Thursday, March 03, 2011

Buddhism & the Problem of Evil - A Question About "Self"

Lawrence made a point re. my recent post on Buddhism and evil. He said: "The teachings on "non-self" mean that there is no such thing as a solid, unchanging self." I'm certain he is correct about this.

My response was:

What do you think of this?

In Western culture (especially Plato onward), and in Judaism-Christianity-Islam, the notion of "self" means: "enduring self," or "permanent self." In this tradition there is a self, an 'I,' who has attributes. The attributes are not themselves the self. So "I" have emotions, but I am not my emotions in the sense that my emotionsa re sufficient to explain "I."

So, in my tradition, the idea of "no such thing as a solid, unchanging self" is nonsensical.

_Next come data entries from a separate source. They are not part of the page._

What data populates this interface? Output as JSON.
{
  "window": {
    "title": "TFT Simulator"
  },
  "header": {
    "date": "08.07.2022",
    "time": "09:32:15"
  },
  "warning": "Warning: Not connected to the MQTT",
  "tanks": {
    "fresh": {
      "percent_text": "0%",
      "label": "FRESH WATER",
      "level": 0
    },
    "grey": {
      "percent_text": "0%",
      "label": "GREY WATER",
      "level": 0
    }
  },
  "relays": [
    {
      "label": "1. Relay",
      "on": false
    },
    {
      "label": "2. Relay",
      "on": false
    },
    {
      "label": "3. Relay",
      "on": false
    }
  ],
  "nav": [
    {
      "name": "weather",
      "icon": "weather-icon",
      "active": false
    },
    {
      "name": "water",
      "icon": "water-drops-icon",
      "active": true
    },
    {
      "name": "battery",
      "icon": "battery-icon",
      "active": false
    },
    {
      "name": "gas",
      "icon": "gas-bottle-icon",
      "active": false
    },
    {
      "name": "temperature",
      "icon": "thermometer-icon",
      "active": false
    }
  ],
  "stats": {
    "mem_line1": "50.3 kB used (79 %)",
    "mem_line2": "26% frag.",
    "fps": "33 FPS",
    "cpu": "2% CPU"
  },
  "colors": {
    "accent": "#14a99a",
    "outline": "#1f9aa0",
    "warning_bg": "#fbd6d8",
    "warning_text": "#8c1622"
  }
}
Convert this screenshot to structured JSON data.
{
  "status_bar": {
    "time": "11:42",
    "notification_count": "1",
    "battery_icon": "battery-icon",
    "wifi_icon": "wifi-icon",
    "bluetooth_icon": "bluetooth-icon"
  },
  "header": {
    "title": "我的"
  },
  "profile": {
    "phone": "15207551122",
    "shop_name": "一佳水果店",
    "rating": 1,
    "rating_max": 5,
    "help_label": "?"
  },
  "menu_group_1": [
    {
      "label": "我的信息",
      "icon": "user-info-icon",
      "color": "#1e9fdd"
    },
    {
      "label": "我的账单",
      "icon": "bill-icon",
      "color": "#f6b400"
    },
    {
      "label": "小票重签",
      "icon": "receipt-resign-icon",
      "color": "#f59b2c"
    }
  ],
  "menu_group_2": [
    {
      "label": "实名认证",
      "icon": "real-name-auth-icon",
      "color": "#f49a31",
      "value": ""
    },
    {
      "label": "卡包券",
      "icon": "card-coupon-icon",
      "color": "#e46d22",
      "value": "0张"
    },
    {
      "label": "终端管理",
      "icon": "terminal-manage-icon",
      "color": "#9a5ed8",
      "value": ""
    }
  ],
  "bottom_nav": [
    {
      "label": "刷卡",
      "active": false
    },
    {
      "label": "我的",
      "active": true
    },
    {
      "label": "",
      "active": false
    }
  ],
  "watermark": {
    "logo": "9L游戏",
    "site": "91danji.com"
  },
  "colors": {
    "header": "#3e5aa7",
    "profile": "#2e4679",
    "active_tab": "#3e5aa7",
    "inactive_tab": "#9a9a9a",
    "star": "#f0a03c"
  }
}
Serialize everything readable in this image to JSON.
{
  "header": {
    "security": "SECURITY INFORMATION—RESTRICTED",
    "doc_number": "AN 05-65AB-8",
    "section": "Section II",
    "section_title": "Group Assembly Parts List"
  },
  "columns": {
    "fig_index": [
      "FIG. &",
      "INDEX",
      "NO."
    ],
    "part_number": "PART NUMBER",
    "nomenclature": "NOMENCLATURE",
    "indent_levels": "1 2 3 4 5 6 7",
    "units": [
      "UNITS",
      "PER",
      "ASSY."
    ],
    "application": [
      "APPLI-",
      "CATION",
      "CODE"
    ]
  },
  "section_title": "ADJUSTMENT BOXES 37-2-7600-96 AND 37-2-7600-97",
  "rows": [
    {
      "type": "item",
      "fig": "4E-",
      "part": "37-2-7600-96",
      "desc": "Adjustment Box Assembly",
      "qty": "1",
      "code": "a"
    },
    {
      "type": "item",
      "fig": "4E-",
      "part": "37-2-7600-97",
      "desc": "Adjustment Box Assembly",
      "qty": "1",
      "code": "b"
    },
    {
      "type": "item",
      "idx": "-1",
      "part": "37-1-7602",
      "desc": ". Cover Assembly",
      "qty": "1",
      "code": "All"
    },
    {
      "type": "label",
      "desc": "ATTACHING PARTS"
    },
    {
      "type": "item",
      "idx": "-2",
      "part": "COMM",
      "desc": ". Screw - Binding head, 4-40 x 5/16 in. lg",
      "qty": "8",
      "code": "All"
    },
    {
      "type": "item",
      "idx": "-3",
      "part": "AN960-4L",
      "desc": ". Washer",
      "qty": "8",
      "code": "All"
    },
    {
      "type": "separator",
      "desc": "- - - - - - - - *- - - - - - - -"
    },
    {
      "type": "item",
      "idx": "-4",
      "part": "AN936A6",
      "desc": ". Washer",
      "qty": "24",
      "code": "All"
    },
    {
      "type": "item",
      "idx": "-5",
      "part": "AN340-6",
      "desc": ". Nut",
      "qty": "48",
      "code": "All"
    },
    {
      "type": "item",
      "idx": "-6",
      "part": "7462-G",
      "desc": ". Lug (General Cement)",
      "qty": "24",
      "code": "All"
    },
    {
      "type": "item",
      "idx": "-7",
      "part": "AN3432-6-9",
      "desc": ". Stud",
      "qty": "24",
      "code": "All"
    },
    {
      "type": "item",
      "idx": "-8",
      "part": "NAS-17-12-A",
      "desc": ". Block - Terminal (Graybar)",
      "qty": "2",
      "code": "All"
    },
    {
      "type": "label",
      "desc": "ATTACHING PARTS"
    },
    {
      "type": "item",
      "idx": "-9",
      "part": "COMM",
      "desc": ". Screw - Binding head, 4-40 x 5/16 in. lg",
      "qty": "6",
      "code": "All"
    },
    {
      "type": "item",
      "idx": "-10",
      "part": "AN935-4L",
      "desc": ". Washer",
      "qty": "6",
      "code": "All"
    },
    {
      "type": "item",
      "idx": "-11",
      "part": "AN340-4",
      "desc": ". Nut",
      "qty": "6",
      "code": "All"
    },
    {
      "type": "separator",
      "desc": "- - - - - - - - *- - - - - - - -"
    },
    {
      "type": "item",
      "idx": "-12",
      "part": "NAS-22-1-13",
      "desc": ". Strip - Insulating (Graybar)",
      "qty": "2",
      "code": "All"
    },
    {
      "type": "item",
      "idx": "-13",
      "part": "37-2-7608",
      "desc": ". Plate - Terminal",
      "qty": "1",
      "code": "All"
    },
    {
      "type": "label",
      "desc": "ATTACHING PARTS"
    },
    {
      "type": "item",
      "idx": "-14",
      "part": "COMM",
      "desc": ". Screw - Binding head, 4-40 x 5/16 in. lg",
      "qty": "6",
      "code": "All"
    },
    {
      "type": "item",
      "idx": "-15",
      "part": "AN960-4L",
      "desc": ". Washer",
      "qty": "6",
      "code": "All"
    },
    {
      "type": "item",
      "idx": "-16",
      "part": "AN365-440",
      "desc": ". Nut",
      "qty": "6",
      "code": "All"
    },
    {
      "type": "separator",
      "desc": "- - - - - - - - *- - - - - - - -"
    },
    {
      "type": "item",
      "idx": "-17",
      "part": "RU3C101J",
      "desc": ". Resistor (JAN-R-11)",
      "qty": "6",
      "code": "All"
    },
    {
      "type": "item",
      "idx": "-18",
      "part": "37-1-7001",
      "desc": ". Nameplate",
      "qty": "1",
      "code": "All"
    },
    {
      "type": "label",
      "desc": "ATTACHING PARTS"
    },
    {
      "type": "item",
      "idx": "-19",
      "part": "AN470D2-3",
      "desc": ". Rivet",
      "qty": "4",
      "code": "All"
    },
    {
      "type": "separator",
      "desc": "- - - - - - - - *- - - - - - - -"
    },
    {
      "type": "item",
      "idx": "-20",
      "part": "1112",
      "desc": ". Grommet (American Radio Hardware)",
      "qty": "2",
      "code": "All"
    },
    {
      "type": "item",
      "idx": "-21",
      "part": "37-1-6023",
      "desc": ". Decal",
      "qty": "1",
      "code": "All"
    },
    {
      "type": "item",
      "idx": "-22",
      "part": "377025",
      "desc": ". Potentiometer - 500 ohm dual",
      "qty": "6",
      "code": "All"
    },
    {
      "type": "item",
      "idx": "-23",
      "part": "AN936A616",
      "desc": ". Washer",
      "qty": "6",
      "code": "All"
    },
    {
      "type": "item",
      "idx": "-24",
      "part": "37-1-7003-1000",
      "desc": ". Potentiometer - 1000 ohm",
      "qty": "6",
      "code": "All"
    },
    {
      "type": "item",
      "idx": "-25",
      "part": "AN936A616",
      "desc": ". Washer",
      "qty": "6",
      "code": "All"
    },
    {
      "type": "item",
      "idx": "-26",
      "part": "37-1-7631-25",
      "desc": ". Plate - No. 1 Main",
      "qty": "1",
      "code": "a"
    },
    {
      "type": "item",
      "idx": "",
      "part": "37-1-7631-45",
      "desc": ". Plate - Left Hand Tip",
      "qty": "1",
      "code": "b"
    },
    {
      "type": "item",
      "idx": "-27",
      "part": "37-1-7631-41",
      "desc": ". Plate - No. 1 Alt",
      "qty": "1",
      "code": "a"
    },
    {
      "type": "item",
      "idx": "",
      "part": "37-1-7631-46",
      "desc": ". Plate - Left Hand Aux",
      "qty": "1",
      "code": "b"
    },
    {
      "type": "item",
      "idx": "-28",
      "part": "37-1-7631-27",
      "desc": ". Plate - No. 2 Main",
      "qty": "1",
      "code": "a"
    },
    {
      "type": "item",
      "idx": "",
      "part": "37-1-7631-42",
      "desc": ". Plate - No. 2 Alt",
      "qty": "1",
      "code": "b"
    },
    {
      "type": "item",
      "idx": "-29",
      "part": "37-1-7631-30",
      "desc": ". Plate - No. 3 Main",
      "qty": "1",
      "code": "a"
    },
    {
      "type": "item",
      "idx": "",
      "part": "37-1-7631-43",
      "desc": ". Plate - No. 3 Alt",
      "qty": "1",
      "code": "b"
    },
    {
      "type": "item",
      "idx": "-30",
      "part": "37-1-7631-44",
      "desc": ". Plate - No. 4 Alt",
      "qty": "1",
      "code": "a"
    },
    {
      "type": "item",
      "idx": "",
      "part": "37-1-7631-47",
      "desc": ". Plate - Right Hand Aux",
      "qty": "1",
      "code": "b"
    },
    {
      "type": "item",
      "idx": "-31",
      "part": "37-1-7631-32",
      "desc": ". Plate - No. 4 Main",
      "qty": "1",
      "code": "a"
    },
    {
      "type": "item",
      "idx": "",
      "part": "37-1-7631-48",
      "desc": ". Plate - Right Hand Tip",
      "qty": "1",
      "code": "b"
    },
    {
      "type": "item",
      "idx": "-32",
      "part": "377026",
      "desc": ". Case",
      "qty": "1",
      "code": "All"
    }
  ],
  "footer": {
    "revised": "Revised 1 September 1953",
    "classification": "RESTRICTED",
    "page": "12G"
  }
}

That's why, I think, many comparitive religion scholars talk of Buddhism as having non "self"; viz., no solid, enduring self that has attributes.

Like, e.g., a "soul."

As you may know, there's a lot of philosophical discussion going on now about whether persons have souls. See, e.g., philosopher Owen Flanagan's The Problem of the Soul, where Flanagan (as a philosophical naturalist) denies the idea of a soul, and then embraces trhe Buddhist idea of no-self (= no enduring self) as a religious or philoslophical option that syncs with his philosophical naturalism.